Work to complete. Look through the records below, and whenever a line contains "request", copy it.

Records excerpted from a collection:
___

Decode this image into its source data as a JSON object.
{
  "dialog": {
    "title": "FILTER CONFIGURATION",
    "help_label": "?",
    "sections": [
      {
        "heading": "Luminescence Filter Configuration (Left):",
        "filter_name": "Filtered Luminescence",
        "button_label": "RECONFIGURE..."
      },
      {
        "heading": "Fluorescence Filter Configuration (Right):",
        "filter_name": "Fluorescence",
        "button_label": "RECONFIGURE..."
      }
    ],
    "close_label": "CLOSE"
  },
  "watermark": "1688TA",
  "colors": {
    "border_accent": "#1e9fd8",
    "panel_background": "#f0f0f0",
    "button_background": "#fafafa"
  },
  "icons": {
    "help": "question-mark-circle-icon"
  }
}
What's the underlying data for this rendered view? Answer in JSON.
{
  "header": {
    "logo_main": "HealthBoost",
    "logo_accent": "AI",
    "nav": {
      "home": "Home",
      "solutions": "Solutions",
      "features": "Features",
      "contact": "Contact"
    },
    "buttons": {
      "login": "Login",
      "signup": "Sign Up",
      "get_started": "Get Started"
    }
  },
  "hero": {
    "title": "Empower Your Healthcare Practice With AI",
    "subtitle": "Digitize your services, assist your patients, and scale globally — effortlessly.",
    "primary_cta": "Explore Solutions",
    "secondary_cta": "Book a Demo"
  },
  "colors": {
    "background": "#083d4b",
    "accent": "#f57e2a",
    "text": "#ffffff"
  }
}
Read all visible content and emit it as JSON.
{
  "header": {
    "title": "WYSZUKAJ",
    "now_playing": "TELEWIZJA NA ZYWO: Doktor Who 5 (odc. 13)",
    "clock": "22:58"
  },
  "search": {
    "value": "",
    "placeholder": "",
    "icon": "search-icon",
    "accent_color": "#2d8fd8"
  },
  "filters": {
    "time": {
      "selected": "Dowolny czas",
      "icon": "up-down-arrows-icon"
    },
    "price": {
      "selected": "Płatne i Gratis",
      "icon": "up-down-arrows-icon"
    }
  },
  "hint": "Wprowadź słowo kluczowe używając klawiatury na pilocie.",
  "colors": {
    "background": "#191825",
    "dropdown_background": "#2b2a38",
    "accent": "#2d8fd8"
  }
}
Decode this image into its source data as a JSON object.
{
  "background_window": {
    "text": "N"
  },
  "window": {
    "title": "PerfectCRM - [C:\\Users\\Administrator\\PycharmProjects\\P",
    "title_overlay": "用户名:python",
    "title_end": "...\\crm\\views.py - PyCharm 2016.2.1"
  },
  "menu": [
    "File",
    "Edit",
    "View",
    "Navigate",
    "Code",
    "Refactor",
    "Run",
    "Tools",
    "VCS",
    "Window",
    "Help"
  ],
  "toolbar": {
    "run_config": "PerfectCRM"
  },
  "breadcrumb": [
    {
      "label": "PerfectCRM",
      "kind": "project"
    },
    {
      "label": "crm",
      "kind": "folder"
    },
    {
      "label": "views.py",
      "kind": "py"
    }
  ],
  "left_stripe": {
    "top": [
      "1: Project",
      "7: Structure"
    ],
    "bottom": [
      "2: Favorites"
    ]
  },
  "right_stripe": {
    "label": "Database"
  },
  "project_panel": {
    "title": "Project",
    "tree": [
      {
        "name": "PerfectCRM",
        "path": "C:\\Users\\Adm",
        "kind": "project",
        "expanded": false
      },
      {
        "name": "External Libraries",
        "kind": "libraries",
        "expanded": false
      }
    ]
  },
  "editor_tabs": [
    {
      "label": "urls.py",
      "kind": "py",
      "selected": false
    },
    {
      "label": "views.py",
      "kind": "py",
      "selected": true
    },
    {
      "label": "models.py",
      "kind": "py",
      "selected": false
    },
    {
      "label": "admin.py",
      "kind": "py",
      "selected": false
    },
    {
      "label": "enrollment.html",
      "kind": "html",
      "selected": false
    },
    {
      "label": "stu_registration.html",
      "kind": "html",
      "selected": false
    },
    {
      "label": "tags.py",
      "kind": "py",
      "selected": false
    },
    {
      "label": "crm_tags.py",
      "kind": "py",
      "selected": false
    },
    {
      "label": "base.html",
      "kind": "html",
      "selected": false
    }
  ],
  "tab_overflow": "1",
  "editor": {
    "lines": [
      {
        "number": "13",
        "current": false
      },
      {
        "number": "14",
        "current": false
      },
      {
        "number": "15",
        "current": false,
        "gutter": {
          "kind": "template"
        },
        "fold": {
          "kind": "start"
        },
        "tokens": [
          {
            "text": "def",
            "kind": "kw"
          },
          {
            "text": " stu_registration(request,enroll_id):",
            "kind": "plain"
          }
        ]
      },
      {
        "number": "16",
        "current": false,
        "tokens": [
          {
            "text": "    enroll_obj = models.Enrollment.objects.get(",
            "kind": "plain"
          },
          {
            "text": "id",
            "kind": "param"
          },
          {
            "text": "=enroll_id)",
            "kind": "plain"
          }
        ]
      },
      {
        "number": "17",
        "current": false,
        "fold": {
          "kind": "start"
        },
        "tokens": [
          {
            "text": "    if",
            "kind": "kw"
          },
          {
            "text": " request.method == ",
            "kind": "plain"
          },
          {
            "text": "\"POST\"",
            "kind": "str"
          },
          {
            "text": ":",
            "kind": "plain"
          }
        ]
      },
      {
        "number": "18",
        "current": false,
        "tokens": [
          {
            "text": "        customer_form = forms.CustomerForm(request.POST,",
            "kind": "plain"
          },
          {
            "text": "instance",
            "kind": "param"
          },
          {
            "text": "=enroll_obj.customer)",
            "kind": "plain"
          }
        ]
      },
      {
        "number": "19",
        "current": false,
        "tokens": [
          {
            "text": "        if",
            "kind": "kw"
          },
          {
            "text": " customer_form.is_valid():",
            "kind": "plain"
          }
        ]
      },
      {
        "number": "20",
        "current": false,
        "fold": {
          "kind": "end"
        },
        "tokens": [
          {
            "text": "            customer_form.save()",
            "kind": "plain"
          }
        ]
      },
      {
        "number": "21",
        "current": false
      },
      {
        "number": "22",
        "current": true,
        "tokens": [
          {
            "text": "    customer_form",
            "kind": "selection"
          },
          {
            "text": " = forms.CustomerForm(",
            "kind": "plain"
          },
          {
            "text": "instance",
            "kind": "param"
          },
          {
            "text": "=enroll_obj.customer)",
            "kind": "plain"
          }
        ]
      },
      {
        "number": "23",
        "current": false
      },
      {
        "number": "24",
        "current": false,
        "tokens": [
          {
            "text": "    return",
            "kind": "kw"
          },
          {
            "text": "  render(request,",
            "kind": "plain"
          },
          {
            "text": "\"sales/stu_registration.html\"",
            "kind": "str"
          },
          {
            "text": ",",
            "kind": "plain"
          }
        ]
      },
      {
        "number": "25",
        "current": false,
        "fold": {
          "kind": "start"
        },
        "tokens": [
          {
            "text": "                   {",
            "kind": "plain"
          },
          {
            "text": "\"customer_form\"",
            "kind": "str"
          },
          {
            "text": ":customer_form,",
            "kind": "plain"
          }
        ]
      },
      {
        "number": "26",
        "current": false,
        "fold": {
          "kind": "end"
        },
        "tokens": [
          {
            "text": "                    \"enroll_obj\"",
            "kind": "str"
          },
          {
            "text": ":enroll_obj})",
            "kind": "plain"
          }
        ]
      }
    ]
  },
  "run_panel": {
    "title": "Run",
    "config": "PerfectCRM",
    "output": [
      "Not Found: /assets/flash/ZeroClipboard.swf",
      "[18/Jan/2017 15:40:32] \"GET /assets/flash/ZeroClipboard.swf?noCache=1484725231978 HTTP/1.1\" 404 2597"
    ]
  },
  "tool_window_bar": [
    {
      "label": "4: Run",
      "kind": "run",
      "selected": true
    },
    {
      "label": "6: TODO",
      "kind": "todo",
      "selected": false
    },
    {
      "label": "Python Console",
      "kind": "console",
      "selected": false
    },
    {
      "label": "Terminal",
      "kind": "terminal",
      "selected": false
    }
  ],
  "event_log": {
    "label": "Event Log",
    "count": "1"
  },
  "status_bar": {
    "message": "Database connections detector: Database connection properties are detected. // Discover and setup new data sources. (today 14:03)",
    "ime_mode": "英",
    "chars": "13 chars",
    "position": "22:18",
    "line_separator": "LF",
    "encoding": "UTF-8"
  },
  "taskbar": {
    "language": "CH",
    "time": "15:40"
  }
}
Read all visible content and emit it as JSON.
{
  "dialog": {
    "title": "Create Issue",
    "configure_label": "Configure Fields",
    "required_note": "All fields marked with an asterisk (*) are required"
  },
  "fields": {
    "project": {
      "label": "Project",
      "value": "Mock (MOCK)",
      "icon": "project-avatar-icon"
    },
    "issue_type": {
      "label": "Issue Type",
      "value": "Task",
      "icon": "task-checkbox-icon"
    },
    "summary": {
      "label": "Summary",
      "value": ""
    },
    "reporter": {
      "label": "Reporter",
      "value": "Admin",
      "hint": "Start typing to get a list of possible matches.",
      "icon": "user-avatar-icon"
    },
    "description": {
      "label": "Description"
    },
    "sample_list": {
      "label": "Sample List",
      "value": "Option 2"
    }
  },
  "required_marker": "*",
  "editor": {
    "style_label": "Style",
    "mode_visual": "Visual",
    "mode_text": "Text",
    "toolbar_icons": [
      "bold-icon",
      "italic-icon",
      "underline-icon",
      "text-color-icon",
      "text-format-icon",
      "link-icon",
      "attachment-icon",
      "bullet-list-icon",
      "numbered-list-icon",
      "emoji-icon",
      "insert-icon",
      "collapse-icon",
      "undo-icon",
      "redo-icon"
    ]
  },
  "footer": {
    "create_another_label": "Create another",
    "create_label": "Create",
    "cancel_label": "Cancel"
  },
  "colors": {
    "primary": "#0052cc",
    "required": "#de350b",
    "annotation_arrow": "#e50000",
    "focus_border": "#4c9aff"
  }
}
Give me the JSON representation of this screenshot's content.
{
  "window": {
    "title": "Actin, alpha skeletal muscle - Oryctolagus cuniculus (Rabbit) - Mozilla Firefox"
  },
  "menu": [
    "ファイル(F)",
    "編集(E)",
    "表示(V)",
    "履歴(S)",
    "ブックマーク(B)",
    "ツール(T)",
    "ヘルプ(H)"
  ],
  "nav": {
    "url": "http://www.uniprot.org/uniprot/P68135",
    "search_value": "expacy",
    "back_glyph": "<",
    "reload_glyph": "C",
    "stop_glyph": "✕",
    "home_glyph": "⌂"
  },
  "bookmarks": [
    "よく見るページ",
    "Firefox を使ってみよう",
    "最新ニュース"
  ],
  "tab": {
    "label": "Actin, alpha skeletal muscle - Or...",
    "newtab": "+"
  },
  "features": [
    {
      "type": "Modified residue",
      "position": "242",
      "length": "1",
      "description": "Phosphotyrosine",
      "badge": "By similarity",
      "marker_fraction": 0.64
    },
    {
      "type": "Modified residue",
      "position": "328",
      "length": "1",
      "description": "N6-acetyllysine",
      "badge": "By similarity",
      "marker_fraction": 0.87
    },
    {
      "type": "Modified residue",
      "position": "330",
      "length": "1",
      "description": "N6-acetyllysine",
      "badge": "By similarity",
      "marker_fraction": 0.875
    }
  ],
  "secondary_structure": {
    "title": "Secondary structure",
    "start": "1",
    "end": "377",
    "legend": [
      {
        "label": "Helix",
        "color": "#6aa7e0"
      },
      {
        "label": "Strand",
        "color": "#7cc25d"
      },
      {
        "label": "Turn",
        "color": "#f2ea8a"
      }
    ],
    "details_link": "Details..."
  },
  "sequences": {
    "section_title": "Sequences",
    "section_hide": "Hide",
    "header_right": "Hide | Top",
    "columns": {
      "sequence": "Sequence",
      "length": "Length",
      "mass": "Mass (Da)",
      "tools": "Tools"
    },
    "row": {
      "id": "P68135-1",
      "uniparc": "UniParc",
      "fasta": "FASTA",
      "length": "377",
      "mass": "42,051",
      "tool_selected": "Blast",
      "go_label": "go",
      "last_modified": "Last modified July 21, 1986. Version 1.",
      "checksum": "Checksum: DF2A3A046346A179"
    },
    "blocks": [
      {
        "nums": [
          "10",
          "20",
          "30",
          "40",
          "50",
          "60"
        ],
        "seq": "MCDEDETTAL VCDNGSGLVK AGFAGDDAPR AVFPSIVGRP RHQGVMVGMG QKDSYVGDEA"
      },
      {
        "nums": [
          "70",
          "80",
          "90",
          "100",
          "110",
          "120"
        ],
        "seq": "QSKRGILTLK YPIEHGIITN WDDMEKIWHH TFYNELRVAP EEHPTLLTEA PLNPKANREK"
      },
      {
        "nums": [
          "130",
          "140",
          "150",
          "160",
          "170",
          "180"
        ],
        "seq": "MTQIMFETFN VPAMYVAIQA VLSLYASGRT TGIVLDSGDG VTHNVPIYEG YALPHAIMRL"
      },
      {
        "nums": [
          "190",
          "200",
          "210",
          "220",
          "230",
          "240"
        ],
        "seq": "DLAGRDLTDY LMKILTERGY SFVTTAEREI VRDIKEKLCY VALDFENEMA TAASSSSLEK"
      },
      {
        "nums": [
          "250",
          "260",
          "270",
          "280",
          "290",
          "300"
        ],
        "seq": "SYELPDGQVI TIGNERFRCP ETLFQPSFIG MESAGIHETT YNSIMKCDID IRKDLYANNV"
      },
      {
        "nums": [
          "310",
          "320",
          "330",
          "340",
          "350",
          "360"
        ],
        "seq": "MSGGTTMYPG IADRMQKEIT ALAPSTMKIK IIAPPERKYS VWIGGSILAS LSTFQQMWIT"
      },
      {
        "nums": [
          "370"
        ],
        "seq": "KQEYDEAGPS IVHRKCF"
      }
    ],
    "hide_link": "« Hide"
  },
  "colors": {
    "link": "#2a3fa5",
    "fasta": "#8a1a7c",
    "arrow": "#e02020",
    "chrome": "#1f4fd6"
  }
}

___

Output below.
            "text": " stu_registration(request,enroll_id):",
            "text": " request.method == ",
            "text": "        customer_form = forms.CustomerForm(request.POST,",
            "text": "  render(request,",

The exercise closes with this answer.